Goldman Sachs Urban Investment Group has acquired the Empire Outlets mall on Staten Island from BFC Partners in a foreclosure auction.
Goldman Sachs, who was the senior lender on a loan for the mall, acquired the property with a winning bid of $10M, according to a report in the Staten Island Advance.
Staten Island-based Grinberg Management also bid on the 340K SF outlet mall, dropping out after the bidding reached $9M, the report said.
The $350M Empire Outlets—which is believed to be the first outlet mall in NYC—broke ground in 2015 but was not ready to launch until 2019. The pandemic outbreak led to several tenants vacating 50K SF.
After BFC fell behind on debt payments, BFC and senior lenders Goldman Sachs and Sterling National Bank agreed last year to put the property into foreclosure.
Empire Outlets was planned as a retail centerpiece for economic development on Staten Island’s North Shore, but it became one of a series of projects that faltered. A project to build a 420-foot-tall New York Wheel did not come to fruition.
Earlier this month, Mayor Eric Adams announced that NYC will invest $440M to revitalize the North Shore waterfront.

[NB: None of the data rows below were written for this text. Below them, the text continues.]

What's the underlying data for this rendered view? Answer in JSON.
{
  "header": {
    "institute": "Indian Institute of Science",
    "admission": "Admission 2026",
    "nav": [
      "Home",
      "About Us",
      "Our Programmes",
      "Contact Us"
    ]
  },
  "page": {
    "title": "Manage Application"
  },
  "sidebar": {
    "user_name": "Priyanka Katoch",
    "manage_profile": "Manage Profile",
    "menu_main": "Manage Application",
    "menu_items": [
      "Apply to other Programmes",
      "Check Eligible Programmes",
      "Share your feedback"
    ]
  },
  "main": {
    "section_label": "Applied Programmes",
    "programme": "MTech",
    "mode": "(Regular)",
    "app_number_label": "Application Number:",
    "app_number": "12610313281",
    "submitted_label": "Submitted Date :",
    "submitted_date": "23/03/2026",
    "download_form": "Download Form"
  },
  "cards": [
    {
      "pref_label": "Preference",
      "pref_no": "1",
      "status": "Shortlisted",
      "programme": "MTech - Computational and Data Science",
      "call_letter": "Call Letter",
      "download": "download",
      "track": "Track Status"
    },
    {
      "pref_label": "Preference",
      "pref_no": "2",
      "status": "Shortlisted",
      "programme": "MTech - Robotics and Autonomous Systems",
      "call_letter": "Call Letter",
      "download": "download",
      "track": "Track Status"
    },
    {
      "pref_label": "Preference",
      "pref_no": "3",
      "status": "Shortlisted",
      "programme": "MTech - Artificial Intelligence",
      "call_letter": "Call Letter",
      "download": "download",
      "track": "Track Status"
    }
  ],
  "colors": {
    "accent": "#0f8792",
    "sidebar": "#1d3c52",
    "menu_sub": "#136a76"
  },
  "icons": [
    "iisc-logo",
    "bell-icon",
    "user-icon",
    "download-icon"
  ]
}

The city’s plan for the waterfront, which Adams called a “once in a generation investment,” includes the development of 2,400 housing units, a school and open public space. A portion of the city’s investment will include flood resiliency measures.
Lighthouse Point, a 12-story, 115-unit high-rise, is under construction over the St. George Terminal for the Staten Island Ferry, with a completion date expected in late 2024.
In his second State of the City address at the beginning of the year, Adams proposed to rezone an area on Staten Island’s North Shore to permit expanded mixed-use development and improved waterfront access. The Staten Island rezone is one of a series of zoning shifts the mayor has proposed to speed the development of new housing in NYC.
In January, Adams proposed to rezone a wide swath of Midtown Manhattan to facilitate new housing. The proposal encompassed a 46-block area from W. 23rd to W. 41st streets, where NYC wants to erase zoning restrictions that limit uses to offices or manufacturing—allowing dozens of aging office buildings to be converted into apartments.
Adams estimated that the Midtown area covered by the proposal—which stretches from Chelsea up through the Garment District—can yield 20,000 housing units, making a significant contribution to the mayor’s “Moonshot” plan to build 500K new housing units in NYC in the coming decade.
NYC also is preparing a massive rezoning initiative for a 46-block area in proximity to Metro North train stations in the Bronx. The initiative aims to spur the creation of 6,000 new homes, with a minimum of 25% of the new units designated affordable.
Earlier this month, Adams proposed to rezone a 13-block stretch of Atlantic Avenue in Brooklyn to allow for the development of 4,000 new homes, of which 1,550 will be income-restricted.